Olympia – Anglers will have opportunities to fish for salmon in the ocean and Columbia River this year, although recreational and non-tribal commercial salmon fisheries in Puget Sound may be closed through much of the season.
After lengthy negotiations, state and tribal fishery managers could not reach an agreement on salmon-fishing seasons in Puget Sound. An agreement must be reached in the next few weeks or the Washington Department of Fish and Wildlife (WDFW) and treaty tribes in western Washington will each need to secure separate federal permits required to hold fisheries in Puget Sound waters where there are protected fish stocks.
That decision was made yesterday at the Pacific Fishery Management Council’s meeting in Vancouver, Wash. Salmon fishing seasons for Washington’s ocean waters and the Columbia River were adopted during the federal panel’s meeting. A summary of those fisheries is available on WDFW’s website at http://wdfw.wa.gov/news/attach/apr1516a.pdf
Jim Unsworth, WDFW director, said potentially forgoing salmon seasons in Puget Sound isn’t a decision the department took lightly.
“We realize that closing salmon fishing in Puget Sound for the foreseeable future is not only disappointing but is detrimental to many communities across the region,” he said. “As we work to secure the necessary federal permit, we hope to continue discussions with the tribes. I believe co-management can work, and we will do our part to improve the process of setting salmon seasons in Washington.”
This is the first time the state and tribes have not reached an agreement on salmon fishing seasons while working as co-managers, which began about 30 years ago. In previous years, the co-managers have been authorized to fish for salmon under a joint federal permit.
Ron Warren, head of WDFW’s Fish Program, said the department will begin working with NOAA Fisheries to secure a federal permit for salmon fisheries in Puget Sound.

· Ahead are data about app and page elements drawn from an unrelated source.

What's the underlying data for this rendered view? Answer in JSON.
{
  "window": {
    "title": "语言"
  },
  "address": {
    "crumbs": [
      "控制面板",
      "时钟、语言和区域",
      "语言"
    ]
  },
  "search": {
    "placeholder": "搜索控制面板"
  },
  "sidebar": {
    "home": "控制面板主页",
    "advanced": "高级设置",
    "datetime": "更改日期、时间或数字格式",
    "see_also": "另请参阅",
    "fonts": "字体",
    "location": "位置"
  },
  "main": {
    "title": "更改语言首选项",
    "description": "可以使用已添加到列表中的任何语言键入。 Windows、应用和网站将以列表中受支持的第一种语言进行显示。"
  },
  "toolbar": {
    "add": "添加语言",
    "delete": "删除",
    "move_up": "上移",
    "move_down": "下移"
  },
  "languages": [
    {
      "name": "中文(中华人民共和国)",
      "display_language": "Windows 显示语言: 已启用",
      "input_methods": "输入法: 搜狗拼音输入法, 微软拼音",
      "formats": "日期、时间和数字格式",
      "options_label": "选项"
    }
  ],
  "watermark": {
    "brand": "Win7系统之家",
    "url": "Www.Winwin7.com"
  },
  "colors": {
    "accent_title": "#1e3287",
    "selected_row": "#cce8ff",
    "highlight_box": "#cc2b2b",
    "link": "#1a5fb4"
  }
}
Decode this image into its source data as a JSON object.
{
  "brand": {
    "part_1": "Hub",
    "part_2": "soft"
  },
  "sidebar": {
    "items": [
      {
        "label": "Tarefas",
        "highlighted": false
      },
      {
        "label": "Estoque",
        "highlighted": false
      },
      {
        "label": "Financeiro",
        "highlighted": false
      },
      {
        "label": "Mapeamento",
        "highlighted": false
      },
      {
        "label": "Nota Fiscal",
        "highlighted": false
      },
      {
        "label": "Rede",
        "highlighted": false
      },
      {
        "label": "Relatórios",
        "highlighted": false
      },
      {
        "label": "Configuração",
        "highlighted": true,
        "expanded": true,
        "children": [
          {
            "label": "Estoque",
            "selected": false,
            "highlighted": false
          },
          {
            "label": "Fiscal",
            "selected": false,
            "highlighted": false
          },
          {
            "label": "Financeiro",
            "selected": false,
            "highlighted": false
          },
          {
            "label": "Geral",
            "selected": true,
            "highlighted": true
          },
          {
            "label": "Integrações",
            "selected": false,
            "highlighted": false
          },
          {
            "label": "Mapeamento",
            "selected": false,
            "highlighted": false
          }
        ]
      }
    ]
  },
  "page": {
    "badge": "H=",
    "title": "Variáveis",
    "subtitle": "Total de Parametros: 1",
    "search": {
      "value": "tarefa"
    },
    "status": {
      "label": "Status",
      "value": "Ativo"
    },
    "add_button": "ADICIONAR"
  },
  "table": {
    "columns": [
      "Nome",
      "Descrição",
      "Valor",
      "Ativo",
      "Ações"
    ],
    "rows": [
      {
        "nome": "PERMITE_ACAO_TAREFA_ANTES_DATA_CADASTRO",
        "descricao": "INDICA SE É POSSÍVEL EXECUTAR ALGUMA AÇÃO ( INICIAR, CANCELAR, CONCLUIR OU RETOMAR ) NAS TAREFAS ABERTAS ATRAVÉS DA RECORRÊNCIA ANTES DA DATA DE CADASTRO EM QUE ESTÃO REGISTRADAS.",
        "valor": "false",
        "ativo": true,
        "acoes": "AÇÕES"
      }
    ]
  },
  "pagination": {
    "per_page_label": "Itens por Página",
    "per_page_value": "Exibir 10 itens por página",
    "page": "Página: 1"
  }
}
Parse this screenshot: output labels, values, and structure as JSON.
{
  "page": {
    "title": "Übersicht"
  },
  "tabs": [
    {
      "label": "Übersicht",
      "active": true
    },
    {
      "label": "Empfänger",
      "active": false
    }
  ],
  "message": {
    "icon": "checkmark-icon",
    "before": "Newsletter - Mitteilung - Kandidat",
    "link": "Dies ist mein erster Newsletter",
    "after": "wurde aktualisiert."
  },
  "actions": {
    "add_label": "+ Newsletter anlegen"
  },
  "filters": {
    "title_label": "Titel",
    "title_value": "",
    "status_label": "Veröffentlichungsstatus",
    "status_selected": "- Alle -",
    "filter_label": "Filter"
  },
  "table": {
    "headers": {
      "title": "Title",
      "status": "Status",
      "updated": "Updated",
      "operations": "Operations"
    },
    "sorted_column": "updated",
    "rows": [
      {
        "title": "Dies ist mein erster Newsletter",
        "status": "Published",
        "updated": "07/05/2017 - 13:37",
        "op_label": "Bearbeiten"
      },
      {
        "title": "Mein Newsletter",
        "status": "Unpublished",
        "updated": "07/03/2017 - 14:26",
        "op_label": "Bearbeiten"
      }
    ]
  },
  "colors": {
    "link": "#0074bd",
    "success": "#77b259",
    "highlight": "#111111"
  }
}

However, it is uncertain the department will receive federal authorization in time to hold salmon fisheries this summer, he said.
“We knew setting salmon-fishing seasons would be challenging this year due to the poor forecast for coho,” Warren said. “Our staff worked really hard to put forward a set of proposed fisheries that met agreed-to conservation goals. Unfortunately, we were not able to reach an agreement.”
About 256,000 coho are expected to return to Puget Sound in 2016. That’s about one-third the size of run predicted in 2015.
During the salmon season-setting process, state fishery managers consulted with numerous members of the department’s Puget Sound sportfishing advisory groups, who supported the department’s decision.
Puget Sound marine and fresh water areas that currently are open to salmon fishing – including marine areas 5, 11, 12 and 13 – will close to fishing May 1, if not scheduled to close earlier in the 2015-2016 Washington Sport Fishing Rules pamphlet.